# Choice of solver/software for global optimisation of cheap black-box function with known derivatives

I am trying to estimate a few unknown parameters of my continuous non-linear PDAE model (simulated through finite-volume method spatial discretisation, and time-stepping through method-of-lines). I am planning to do this by minimising the least-squares error of the model output to experimental data.

I read about the various optimisation solvers that can be used. However, I am having a weird situation. I do not have the exact analytical form of my function (since its a system of PDAES, which after discretisation yields a lot of DAEs). While, this is fairly common and the recommended method is the method of lines, I have a slightly different situation.

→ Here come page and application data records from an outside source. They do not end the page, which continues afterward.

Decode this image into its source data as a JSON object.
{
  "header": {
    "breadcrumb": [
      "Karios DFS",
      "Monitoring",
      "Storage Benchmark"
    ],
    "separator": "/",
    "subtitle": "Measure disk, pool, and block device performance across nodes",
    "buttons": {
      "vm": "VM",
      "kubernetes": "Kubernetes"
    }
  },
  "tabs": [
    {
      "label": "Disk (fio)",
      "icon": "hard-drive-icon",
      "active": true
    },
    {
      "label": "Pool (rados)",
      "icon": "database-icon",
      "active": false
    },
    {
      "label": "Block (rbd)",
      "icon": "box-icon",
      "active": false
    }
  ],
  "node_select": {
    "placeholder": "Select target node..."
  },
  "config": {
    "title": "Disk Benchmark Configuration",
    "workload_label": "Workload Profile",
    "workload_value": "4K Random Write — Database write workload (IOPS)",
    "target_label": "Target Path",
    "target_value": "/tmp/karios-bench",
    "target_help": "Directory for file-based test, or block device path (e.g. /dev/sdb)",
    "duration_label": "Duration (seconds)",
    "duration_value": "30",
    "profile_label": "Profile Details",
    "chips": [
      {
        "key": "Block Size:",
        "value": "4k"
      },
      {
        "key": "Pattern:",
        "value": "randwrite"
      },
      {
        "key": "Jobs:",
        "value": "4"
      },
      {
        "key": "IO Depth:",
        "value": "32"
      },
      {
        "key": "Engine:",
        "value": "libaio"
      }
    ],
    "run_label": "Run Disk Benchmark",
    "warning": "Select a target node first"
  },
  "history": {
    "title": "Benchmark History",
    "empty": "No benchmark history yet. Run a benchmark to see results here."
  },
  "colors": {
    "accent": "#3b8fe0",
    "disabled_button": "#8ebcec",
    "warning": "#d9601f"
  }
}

I do have the Jacobian matrix (evaluated through Automatic Differentiation package 'CASADI').

I'd like to really take advantage of the power of the jacobian matrix, i.e. directional information towards solution. Furthermore, my function evaluation is very cheap, since my simulation model is hand-optimised and takes advantage of various intrinsic CPU instructions.

What would be the recommended software package for implementing a global optimisation for parameter estimation, given this situation ?

Since you have the Jacobian matrix, you can apply it within a Gauss-Newton or Levenberg-Marquardt method to effectively approximate the Hessian and gradient of your least squares objective function (the gradient is $J^{T}f$, and the Hessian is to first order $J^{T}J$.)

You could also use the Jacobian to compute the gradient of your least squares objective functions and then solve the problem with any gradient based scheme (e.g. BFGS or a limited memory BFGS method.) This might be a better approach if the number of parameters to be estimated is very large and you don't have sufficient space to deal with solving a system of equations involving $J^{T}J$. An alternative is to use an iterative method to solve the normal equations that arise in the GN or LM methods.

All of these methods can (with appropriate attention to detail) be guaranteed to converge to a local minimum of the least squares objective from any starting solution. This is sometimes confusingly called "global convergence", even though it doesn't mean convergence to a global minimum.

Assuming that your least squares objective is non-convex (most likely), then you'll want to consider combining a local nonlinear least squares solver with some kind of stochastic search in hopes of finding a global minimum. The simplest approach would be to use "multi-start", in which you run a local search from lots of randomly chosen solutions, and pick the best local minimum that you see.

• Hi Brian, I think I didn't word the problem very clearly. I have the Jacobian only for the simulation model. But here I am trying to minimise the sum of squares of errors between the model's output and experimental data, in order to perform a parameter estimation of the model's parameters. I.e. the objective function is the sum of squares of difference of the experimental data and model output, whose Jacobian is not available. I am now thinking that even having the analytical Jacobian is a waste , and we might have to resort to derivative-free optimisation methods. Am I thinking on the right Oct 19 '16 at 8:43
• It's easy to get the gradient and approximate Hessian of the sum of squares from the Jacobian of the model predictions. Let $h(p)$ be the vector valued function of the model predictions with Jacobian $J(p)$. Let $f_{i}(p)=(h_{i}(p)-y_{i})$ be the difference between the model prediction and observation. Let $F(p)=\sum_{i=1}^{n} f_{i}(p)^{2}$. Then $\nabla F(p)=J(p)^{T}f(p)$ and $\nabla^{2} F(p) \approx J(p)^{T}J(p)$. Oct 19 '16 at 12:13

You can either use some derivative free optimization, for which there are several packages available, or: If in addition to the jacobian you can obtain the hessian then there are many methods that you can write up. If you don't have constraints the newton method and steepest descent are very easy to write, and work rather well if you have a good method of estimating step size ( armijo conditions etc), constrained methods take more work to program. I recommend you the reference Numerical Optimization by J Nocedal, it contains pseudo code and references to software that would help you with your problem.

• Yes, The CASADI package helps in obtaining the Hessian's as well. I thought Newton's method was a local solver ? Thanks for the reference book. Oct 18 '16 at 0:35
• If your function is convex a local optimum is a global optimum. There are global solvers for non convex functions ( e.g. By partitioning the space and using local solvers) but they are very computationally intensive and may not be able to guarantee optimality. A least square problem is convex though, unless you have some weird constraints. Oct 18 '16 at 0:41
• Ah. Thank you for the explanation. In that case, maybe I should be able to try the 'CVX' package? Oct 18 '16 at 0:48

Let me clarify from my previous comment that I had linear least squares problems in mind, non linear least squares need to meet several conditions in order to be convex. I would look for some simple code for non linear least square problems (which are basically non linear methods that take advantage of the structure of the problem to reduce in computations, e.g. Gauss-newton and levenberg-marquardt) and modify it to add the jacobian and hessian from your program. You may need some understanding of the methods to do this. Most packages will expect that you provide the objective function.